Wednesday, June 01, 2005

Want a Cigarette?

I started smoking when I was 19 years old. I thought I wouldn't eat so much but it didn't help,instead I had two bad habits. I ended up a chain smoker or as my Mom said, "You smoke like a chimney!" These words came from the wife of a two pack a day husband.

Smoking was more acceptable back then. I was allowed to smoke in the lab beside the acetone. After a drive with me, a huge puff of smoke released when the door opened but no one ever complained. It never occurred to me to quit. I was young and addicted.

When I was engaged, I bought a beautiful silver clutch and matching Bic's lighter cover to go with my wedding dress. Before the cash receipt was in my wallet, I knew I was doomed to quit before I would use them.

A fellow at work fasted for me while I clung on to the last butt. "Let go," he said, probably hoping to quit his fast. So I did.

I returned the clutch and lighter cover, had a wonderful smoke-free wedding but then two years later after my first daughter was born, I surprised myself by finding a cigarette in my hand, once again.

I did not want to have another child while I was smoking, but I finally decided that quitting again wasn't going to happen and decided to get pregnant anyways. Even though the doctor and nurses said it wasn't my fault, I was again determined to quit after a miscarriage.

No one offered to fast for me this time, but I believed that God could help me and had experience with the twelve steps already so I went to Nicotine Anonymous. I again experienced success in overcoming the nicotine habit. That was 14 years ago.
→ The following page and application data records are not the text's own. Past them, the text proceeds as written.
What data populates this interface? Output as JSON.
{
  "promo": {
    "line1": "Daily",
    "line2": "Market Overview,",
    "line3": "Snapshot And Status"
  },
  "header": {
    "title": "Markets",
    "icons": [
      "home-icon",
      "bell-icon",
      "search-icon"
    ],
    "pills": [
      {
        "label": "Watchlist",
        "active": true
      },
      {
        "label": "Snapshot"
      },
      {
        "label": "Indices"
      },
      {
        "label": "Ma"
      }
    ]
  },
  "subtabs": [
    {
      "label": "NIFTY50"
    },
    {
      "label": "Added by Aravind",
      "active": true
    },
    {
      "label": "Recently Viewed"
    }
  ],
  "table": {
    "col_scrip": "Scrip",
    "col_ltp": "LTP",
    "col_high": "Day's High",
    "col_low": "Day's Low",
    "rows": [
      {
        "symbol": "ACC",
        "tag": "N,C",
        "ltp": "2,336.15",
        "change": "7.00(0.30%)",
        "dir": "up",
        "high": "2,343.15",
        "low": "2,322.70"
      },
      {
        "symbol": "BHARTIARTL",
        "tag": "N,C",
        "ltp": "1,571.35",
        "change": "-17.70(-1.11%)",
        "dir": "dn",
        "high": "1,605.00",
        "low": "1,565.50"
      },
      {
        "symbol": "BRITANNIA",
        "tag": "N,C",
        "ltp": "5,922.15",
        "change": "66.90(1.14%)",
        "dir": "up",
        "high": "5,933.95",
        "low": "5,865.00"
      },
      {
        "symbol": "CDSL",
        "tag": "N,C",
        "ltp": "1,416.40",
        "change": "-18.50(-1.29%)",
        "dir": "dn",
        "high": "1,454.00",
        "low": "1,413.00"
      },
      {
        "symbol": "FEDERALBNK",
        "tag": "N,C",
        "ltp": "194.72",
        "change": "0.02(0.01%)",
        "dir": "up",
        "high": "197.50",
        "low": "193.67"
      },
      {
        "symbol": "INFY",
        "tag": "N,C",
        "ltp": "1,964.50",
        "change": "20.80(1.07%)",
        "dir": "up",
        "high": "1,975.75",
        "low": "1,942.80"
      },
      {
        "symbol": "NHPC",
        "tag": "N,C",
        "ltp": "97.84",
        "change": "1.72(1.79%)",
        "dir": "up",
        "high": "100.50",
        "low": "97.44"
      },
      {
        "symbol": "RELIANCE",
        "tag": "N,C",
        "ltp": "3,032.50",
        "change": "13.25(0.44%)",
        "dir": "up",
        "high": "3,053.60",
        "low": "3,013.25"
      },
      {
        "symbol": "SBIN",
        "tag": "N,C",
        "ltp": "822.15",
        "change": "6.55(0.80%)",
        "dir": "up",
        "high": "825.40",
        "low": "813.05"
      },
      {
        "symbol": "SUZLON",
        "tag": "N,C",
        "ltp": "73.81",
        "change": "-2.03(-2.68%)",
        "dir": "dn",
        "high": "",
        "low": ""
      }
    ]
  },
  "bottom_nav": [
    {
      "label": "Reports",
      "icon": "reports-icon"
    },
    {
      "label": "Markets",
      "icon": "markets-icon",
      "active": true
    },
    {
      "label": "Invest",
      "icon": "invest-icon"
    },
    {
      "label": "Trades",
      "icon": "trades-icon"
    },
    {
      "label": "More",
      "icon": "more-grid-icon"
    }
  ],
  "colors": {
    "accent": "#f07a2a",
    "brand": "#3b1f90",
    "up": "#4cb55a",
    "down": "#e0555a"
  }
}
What helped me quit initially:
  1. Having a reason to quit.
  2. Doing the steps, especially having faith in my "Higher Power."
  3. Deep breathing. My lung capacity wasn't very good initially but I could feel that my lungs desired to open up to the more available oxygen.
  4. Having support.
  5. Realizing that the craving wasn't going to last. I only had to endure the discomfort for a little while.
  6. Taking up exercising. My body craved activity.
What helped me stay quit:
  1. I admit I didn't keep going to the twelve step group but I stayed long enough to get the help I needed plus do some twelfth step work, which is helping other people suffering from the same addiction.
  2. Never put the thought of smoking into my mind again although there were dreams that I continued to have for a couple of years after.
  3. Gratitude for the two other children I had afterwards.
  4. Addiction is a call for help and my addictions proved to be a great blessing in my life. As a result of them, I was forced to develop spiritually because I wanted to be free.

4 comments:

cuz said...

I have asthma pretty bad. If I tried to smoke a cigarette, I might die. I can't stand cigarette smoke in the slightest. I think it's awesome that you were able to quit and stay quit. And the dreams...I have dreams that I'm smoking. I don't know why. I've never smoked and no one in my immediate family smokes. And I also dream that I'm drinking. Also something that I've never done. Though I can't say the same for most of my family. But there I am, in this dream, smoking and drinking and berating myself. I promised myself I would never do this, and here I am puffing away. And the alcohol always tastes so sweet. But I do understand addiction and how hard it is to quit. Over-eating being my main thing. I can just look at myself and see the consequences of it. And it goes beyond my looks. But I just love food. I need some steps...

Carol said...

Cuz, Thanks for commenting.
I will write about more about addictions, later.

moira said...

Addictive behavior being rumored genetic, my dad was terrified I'd take one sip of alcohol and be lost forever. That wasn't the case, but I certainly tried in my early twenties. I also took up casual smoking for several years, but I could only stand the taste of clove cigarettes. I don't generally do either anymore.

I consider myself lucky, as I am escapist, and addiction would be an easy, but damaging, out. I suspect it's a control issue, for me, and that trumps just about everything.

Carol said...

Moira,
Yes, addiction is about having no control which is a very uncomfortable.